Richard Florida is director of the Martin Prosperity Institute at the University of Toronto's Rotman School of Management and a global research professor at New York University. He is also the author of The Rise of the Creative Class, founder of the Creative Class Group and co-founder of The Atlantic's CityLab.
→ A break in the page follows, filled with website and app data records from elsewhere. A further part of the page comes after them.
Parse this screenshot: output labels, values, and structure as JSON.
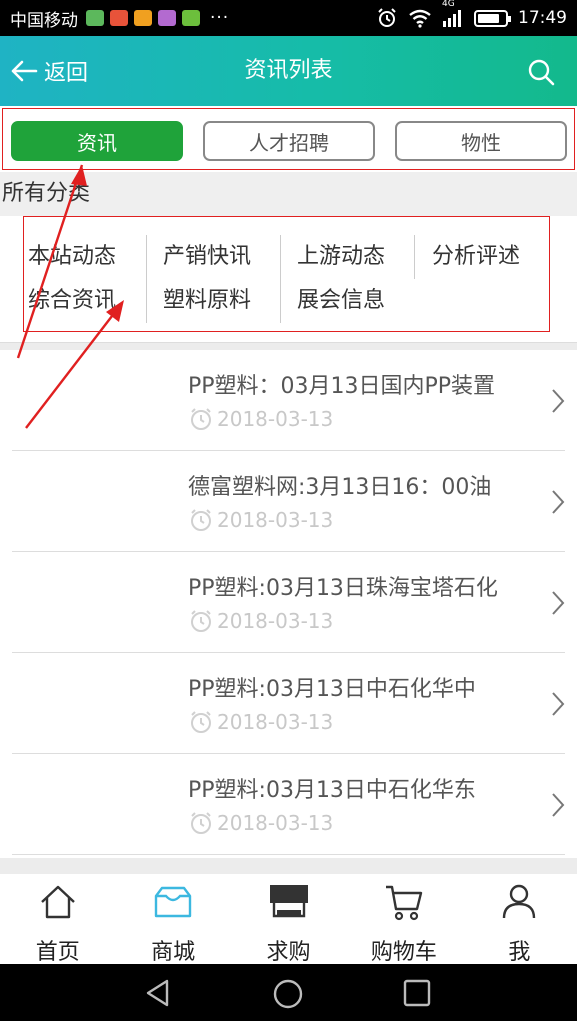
{
  "status_bar": {
    "carrier": "中国移动",
    "dots": "···",
    "network": "4G",
    "time": "17:49",
    "battery_level": 0.8
  },
  "header": {
    "back_label": "返回",
    "title": "资讯列表"
  },
  "tabs": [
    {
      "label": "资讯",
      "active": true
    },
    {
      "label": "人才招聘",
      "active": false
    },
    {
      "label": "物性",
      "active": false
    }
  ],
  "categories": {
    "heading": "所有分类",
    "items": [
      "本站动态",
      "产销快讯",
      "上游动态",
      "分析评述",
      "综合资讯",
      "塑料原料",
      "展会信息"
    ]
  },
  "news": [
    {
      "title": "PP塑料：03月13日国内PP装置",
      "date": "2018-03-13"
    },
    {
      "title": "德富塑料网:3月13日16：00油",
      "date": "2018-03-13"
    },
    {
      "title": "PP塑料:03月13日珠海宝塔石化",
      "date": "2018-03-13"
    },
    {
      "title": "PP塑料:03月13日中石化华中",
      "date": "2018-03-13"
    },
    {
      "title": "PP塑料:03月13日中石化华东",
      "date": "2018-03-13"
    }
  ],
  "bottom_nav": [
    {
      "label": "首页",
      "icon": "home-icon",
      "active": false
    },
    {
      "label": "商城",
      "icon": "inbox-icon",
      "active": true
    },
    {
      "label": "求购",
      "icon": "storefront-icon",
      "active": false
    },
    {
      "label": "购物车",
      "icon": "cart-icon",
      "active": false
    },
    {
      "label": "我",
      "icon": "user-icon",
      "active": false
    }
  ],
  "colors": {
    "header_gradient_start": "#1fb3c4",
    "header_gradient_end": "#13b98c",
    "active_tab": "#1fa33a",
    "annotation_red": "#e02020",
    "active_nav": "#3cb8e0"
  }
}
`Richard Florida is the great pioneer thinker who first explained how the influx of creative people was reviving cities...[he] takes a hard look at the problems and, as usual, comes up with some smart new policies.' -- Walter Isaacson, bestselling author of <i>The Innovators</i> `Deserves to stand alongside Thomas Piketty's Capital as an essential diagnosis of our contemporary ills, and a clear-eyed prescription of how to cure them... Anyone interested in the crisis of inequality and in the vitality of our cities will want to read this book.' -- Steven Johnson, bestselling author of <i>How We Got To Now</i> `A powerful account - packed with evidence - of the forces driving urban segregation and deepening inequality and the way private wealth and power outflanks the poor and powerless.' -- Stewart Lansley, author of <i>A Sharing Economy</i> and co-author of <i>Breadline Britain</i> `Like the superstar cities it describes, this book is dense, complex and stimulating. Florida's well-researched and fluent expose of inequality is a wake-up call to all the major actors engaged in planning, designing and managing cities in the 21st century.' -- Ricky Burdett, Professor of Urban Studies, London School of Economics `Using data as his torch, Richard Florida shines a light on one of the great challenges of our century.' -- Charles Montgomery, author of <i>Happy City</i> `Bracingly confronts this tension between big-city elites and the urban underclass.' * <i>Wall Street Journal</i> * `The New Urban Crisis is well worth reading for the original research, clear-headed critique and the skilled analysis of solid data... Florida writes in personally positioned transparent language without taking refuge in academic jargon, making the book accessible to a broad audience.' * <i>New York Journal of Books</i> * `Cites are engines for prosperity and progress, but it's essential that the benefits extend far and wide. Florida proposes promising ideas for building stronger cities that offer greater opportunities for all.' -- Michael Bloomberg, former mayor of New York City `[Florida] vividly expose[s] how gentrification, followed by rising housing costs, concentrated affluence and glaring inequality, has pushed the displaced into deteriorating suburbs far from mass transit, employment, services and decent schools... [The New Urban Crisis is] nuanced and proposes solutions.' * <i>Washington Post</i> *